*REQUIREMENT*. The lines to return are those below that contain the word "this".

══════════

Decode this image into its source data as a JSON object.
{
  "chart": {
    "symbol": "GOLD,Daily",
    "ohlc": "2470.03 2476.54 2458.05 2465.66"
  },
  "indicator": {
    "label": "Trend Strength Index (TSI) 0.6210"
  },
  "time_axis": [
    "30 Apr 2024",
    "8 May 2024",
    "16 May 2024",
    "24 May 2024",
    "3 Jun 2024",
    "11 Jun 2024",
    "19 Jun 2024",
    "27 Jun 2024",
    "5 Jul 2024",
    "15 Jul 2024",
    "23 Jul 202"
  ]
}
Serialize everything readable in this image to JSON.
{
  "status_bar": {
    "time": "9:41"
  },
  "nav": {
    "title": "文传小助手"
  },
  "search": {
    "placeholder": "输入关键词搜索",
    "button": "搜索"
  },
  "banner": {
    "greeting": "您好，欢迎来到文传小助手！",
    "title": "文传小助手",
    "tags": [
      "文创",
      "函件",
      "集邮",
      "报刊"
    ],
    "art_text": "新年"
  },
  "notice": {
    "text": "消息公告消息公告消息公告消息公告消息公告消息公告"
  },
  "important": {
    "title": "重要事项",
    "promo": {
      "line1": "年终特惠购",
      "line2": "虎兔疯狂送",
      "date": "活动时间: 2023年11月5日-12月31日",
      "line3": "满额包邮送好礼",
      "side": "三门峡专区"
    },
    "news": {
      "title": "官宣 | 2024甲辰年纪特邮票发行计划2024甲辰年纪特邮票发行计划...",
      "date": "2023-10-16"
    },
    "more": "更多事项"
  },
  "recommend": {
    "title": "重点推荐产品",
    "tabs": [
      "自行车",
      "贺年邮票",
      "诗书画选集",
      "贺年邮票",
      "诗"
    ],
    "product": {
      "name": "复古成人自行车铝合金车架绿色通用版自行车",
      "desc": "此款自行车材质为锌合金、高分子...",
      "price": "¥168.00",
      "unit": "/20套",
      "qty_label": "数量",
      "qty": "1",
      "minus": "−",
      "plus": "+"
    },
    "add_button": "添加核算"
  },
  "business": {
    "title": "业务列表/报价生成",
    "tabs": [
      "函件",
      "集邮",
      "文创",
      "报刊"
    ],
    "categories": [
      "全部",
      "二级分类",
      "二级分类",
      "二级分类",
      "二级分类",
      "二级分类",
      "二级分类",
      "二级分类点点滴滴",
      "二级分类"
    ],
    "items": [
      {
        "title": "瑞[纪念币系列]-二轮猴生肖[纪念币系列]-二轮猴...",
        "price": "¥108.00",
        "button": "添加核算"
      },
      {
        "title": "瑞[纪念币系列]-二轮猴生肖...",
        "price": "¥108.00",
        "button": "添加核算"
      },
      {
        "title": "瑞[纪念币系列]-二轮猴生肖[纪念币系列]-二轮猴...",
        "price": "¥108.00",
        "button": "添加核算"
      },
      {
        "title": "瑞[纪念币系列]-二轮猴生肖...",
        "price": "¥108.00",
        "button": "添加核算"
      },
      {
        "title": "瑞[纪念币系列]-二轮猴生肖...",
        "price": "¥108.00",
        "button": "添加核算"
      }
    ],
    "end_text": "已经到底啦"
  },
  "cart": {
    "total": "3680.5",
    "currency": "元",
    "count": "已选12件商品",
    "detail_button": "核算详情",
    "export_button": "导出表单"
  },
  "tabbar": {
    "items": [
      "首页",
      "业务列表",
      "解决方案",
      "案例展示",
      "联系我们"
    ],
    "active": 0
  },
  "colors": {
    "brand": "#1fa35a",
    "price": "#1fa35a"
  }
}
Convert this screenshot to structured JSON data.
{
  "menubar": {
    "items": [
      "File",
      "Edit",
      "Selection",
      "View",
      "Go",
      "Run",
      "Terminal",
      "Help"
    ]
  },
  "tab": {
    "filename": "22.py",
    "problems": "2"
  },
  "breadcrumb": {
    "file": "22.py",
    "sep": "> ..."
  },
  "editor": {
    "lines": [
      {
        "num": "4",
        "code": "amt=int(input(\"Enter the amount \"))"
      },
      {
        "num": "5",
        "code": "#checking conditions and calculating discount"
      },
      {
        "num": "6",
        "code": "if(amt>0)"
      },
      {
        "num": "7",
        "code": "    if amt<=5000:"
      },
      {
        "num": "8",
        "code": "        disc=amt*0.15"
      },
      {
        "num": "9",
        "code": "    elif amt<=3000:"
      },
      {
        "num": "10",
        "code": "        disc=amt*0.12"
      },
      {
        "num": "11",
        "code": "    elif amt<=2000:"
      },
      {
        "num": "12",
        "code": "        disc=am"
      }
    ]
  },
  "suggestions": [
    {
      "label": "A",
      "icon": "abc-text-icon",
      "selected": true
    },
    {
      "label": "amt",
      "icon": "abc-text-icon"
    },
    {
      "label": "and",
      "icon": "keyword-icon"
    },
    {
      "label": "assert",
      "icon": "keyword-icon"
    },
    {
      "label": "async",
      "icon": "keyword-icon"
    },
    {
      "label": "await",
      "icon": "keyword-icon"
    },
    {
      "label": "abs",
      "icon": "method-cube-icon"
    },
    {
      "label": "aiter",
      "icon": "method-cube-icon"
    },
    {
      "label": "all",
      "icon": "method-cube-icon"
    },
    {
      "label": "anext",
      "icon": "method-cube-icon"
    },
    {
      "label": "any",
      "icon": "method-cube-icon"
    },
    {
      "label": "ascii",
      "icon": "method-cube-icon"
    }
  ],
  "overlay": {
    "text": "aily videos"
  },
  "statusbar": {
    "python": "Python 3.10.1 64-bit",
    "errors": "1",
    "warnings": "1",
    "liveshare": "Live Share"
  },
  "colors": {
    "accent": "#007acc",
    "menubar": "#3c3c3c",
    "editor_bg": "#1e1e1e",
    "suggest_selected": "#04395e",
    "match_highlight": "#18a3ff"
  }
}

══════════

*SOLUTION BELOW*.
Decode this image into its source data as a JSON object.
Serialize everything readable in this image to JSON.
Convert this screenshot to structured JSON data.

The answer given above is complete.